2 This kind of transformation is also revealed in deed transactions and other city records concerning Becker.
 
An 1850 street directory lists Becker as a weaver, but in 1855, he is listed as a hosiery manufacturer. In 1857, Becker purchased two lots along Moyer Street where he soon built a three-story brick factory, four bays wide. In 1865, Becker and his partner Justus Koch purchased five lots contiguous to the factory, and by 1873, they had constructed two four-story wings connected to the rear of the original factory, and a three-story, ten-bay factory parallel to Moyer Street attached to the main facade. Known as the Kensington Knitting Mills under the ownership of Henry H. Becker & Co., the factories produced hosiery and jackets made of cotton worked with wool. Using one 80 h.p. steam engine Becker ran six wool cards with 2,240 spindles and four self-actors. Among the power knitters were 128 circular heads and 16 rib-top frames, heelers, and sleevers.  Power machinery included 12 jacket and glove frames and 40 sewing machines. Becker's weekly production consisted of 4,500 dozen hosiery, 200 dozen fancy knit articles, 450 dozen jackets, and assorted wool and cotton hosiery, fancy woolens, and wool jackets.
3
 
According to Proprietary Capitalism, nineteenth-century manufacturers commonly retired after attaining a "competency," a tactic Becker used when he sold his interest in Justus Koch & Co., the successor of Henry Becker & Co., to his son Henry H. Becker. Directories of the 1890s list the elder Becker as "gentleman."  In 1907, Henry H. Becker sold the Kensington Knitting Mills to Henry P. Orlemann, who continued to produce hosiery until 1912, when the Colonial Preserve Company converted the mill to a cannery. In 1916, Colonial Preserve employed 55 men and women in the manufacture of canned and preserved goods. More recent owners have been an envelope manufacturer and a chemical processor.

1  Although Becker purchased these properties in 1857, Hexamer General Surveys state that the building was constructed in 1863. See:
Hexamer General Survey #565 (1877) "Keystone Knitting Mills, H. Becker & Co."
Hexamer General Survey #1094 (1877) "Keystone Knitting Mills, H. Becker & Co."
Hexamer General Survey #2066 (1887) "Keystone Knitting Mills, Justus Koch & Co."
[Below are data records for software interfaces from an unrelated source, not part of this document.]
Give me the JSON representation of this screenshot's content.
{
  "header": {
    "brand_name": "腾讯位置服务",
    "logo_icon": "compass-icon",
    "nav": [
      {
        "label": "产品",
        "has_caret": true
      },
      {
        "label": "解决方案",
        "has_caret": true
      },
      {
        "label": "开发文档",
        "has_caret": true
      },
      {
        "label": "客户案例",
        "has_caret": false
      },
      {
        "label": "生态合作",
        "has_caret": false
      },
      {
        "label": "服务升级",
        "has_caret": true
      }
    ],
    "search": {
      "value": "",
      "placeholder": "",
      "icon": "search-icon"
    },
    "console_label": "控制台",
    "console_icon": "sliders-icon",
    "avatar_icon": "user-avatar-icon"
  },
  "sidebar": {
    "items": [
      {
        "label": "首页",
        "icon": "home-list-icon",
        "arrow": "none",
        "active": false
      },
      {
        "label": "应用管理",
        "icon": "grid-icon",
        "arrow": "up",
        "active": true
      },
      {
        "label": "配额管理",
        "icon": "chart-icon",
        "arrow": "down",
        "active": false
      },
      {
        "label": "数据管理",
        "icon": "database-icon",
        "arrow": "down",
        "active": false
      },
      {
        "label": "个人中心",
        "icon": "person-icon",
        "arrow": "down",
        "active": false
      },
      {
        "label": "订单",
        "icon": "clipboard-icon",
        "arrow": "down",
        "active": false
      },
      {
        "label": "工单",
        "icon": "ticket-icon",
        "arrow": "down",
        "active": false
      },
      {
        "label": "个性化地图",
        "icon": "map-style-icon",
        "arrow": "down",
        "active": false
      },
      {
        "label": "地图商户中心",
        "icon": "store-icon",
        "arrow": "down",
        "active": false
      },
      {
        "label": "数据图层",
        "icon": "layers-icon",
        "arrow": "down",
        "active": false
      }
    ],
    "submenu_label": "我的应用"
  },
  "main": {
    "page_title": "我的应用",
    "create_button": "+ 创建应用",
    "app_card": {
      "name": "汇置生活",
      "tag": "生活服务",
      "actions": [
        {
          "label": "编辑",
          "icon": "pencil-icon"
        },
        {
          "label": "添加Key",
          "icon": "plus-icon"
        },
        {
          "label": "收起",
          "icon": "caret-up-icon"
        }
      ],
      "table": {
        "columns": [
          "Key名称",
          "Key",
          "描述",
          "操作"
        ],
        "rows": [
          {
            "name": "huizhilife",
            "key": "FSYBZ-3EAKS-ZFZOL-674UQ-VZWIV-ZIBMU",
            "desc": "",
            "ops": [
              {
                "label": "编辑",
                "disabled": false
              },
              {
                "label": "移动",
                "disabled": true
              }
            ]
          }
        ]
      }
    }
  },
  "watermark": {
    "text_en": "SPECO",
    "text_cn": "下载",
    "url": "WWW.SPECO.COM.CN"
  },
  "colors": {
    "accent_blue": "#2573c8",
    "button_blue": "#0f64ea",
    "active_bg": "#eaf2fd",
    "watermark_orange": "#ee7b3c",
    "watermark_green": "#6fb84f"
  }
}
2  Philip Scranton, Proprietary Capitalism: The Textile Manufacture at Philadelphia, 1800-1885, (Philadelphia, 1983).
3  Lorin Blodget, Census of Philadelphia Manufactures (Philadelphia, 1880), pp. 3, 51.


Update May 2007 (by Torben Jenk):
Demolished.